Beijing has dispatched several fighter jets to the contested territory of Woody Island in the South China Sea coinciding with Foreign Minister Wang Yi's US visit. The latest deployment follows China's decision to mobilise surface-to-air missile batteries and a radar system in the region.
Despite the territorial tensions and a stinging condemnation from the US, Beijing is pressing on with what Washington calls "militarisation" of the South China Sea. Fox News, citing two unnamed Obama administration officials, reported that China's Shenyang-J11 (Flanker) and Xian JH-7 (Flounder) were spotted by the US intelligence on the disputed island. The number of the fighter jets has been put under 10.

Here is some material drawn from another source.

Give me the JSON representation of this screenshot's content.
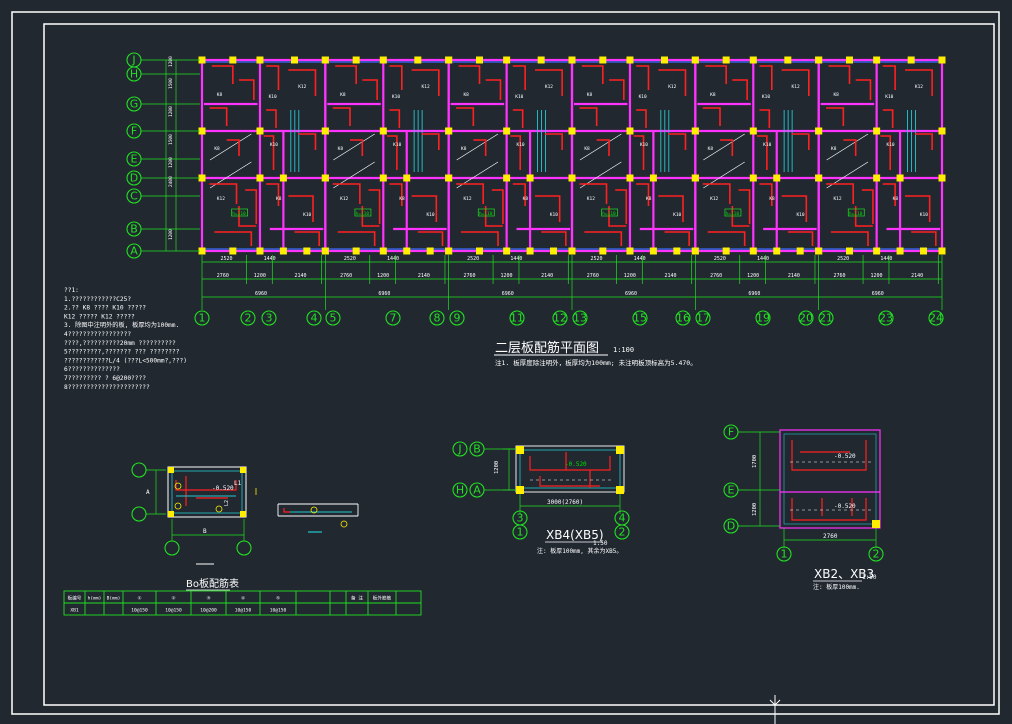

Woody Island is the largest in the archipelago, which is a hotbed of territorial tensions and a potential flashpoint, with multiple countries like Vietnam, Taiwan and Japan having overlapping claims. China's recent military build-up has been a serious cause of concern for other nations in the region and also to the US.

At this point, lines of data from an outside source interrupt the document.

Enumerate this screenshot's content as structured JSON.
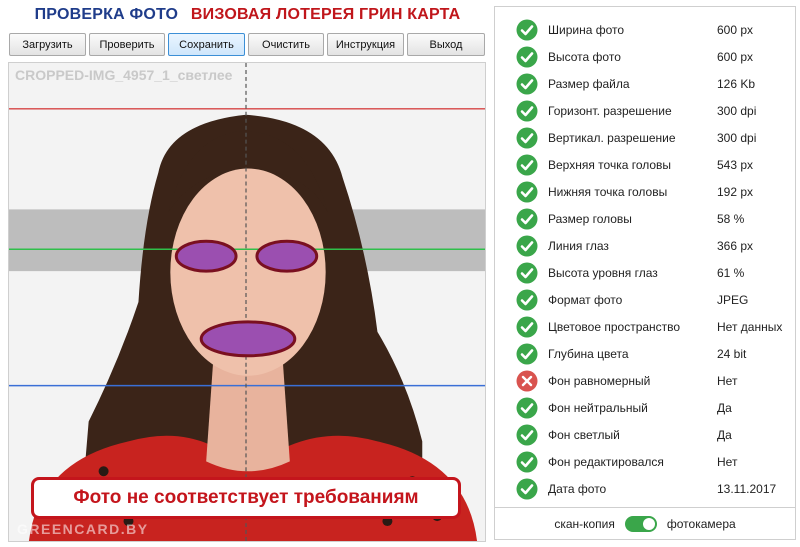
{
  "header": {
    "title_left": "ПРОВЕРКА ФОТО",
    "title_right": "ВИЗОВАЯ ЛОТЕРЕЯ ГРИН КАРТА"
  },
  "toolbar": {
    "load": "Загрузить",
    "check": "Проверить",
    "save": "Сохранить",
    "clear": "Очистить",
    "instructions": "Инструкция",
    "exit": "Выход"
  },
  "photo": {
    "filename": "CROPPED-IMG_4957_1_светлее",
    "verdict": "Фото не соответствует требованиям",
    "watermark": "GREENCARD.BY"
  },
  "checks": [
    {
      "label": "Ширина фото",
      "value": "600 px",
      "status": "ok"
    },
    {
      "label": "Высота фото",
      "value": "600 px",
      "status": "ok"
    },
    {
      "label": "Размер файла",
      "value": "126 Kb",
      "status": "ok"
    },
    {
      "label": "Горизонт. разрешение",
      "value": "300 dpi",
      "status": "ok"
    },
    {
      "label": "Вертикал. разрешение",
      "value": "300 dpi",
      "status": "ok"
    },
    {
      "label": "Верхняя точка головы",
      "value": "543 px",
      "status": "ok"
    },
    {
      "label": "Нижняя точка головы",
      "value": "192 px",
      "status": "ok"
    },
    {
      "label": "Размер головы",
      "value": "58 %",
      "status": "ok"
    },
    {
      "label": "Линия глаз",
      "value": "366 px",
      "status": "ok"
    },
    {
      "label": "Высота уровня глаз",
      "value": "61 %",
      "status": "ok"
    },
    {
      "label": "Формат фото",
      "value": "JPEG",
      "status": "ok"
    },
    {
      "label": "Цветовое пространство",
      "value": "Нет данных",
      "status": "ok"
    },
    {
      "label": "Глубина цвета",
      "value": "24 bit",
      "status": "ok"
    },
    {
      "label": "Фон равномерный",
      "value": "Нет",
      "status": "fail"
    },
    {
      "label": "Фон нейтральный",
      "value": "Да",
      "status": "ok"
    },
    {
      "label": "Фон светлый",
      "value": "Да",
      "status": "ok"
    },
    {
      "label": "Фон редактировался",
      "value": "Нет",
      "status": "ok"
    },
    {
      "label": "Дата фото",
      "value": "13.11.2017",
      "status": "ok"
    }
  ],
  "source_toggle": {
    "left_label": "скан-копия",
    "right_label": "фотокамера",
    "state": "фотокамера"
  },
  "colors": {
    "ok": "#3aa64a",
    "fail": "#d9534f",
    "title_blue": "#1f3c8a",
    "title_red": "#c0161b"
  }
}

It has also come at a time when US Secretary of State John Kerry is hosting the Chinese foreign minister in Washington. Responding to the developments, Wang said in a news conference: "We don't hope to see any more close-up military reconnaissance or the dispatch of missile destroyers or strategic bombers to the South China Sea." China has repeatedly argued they are not aggressive in expanding their positions in the South China Sea but the deployments are meant for only defence purposes.
Nevertheless, Kerry also called for a scaling down of tensions but insisted he is not singling out China. The top American diplomat told reporters: "We want to hold the expansion and the militarisation of occupied features. It is important for all of the nations — China, the Philippines, Vietnam and others — not to engage in any unilateral steps of reclamation, of building, of militarisation. And the fact is that there have been steps by China, by Vietnam, by others that have unfortunately created an escalatory cycle."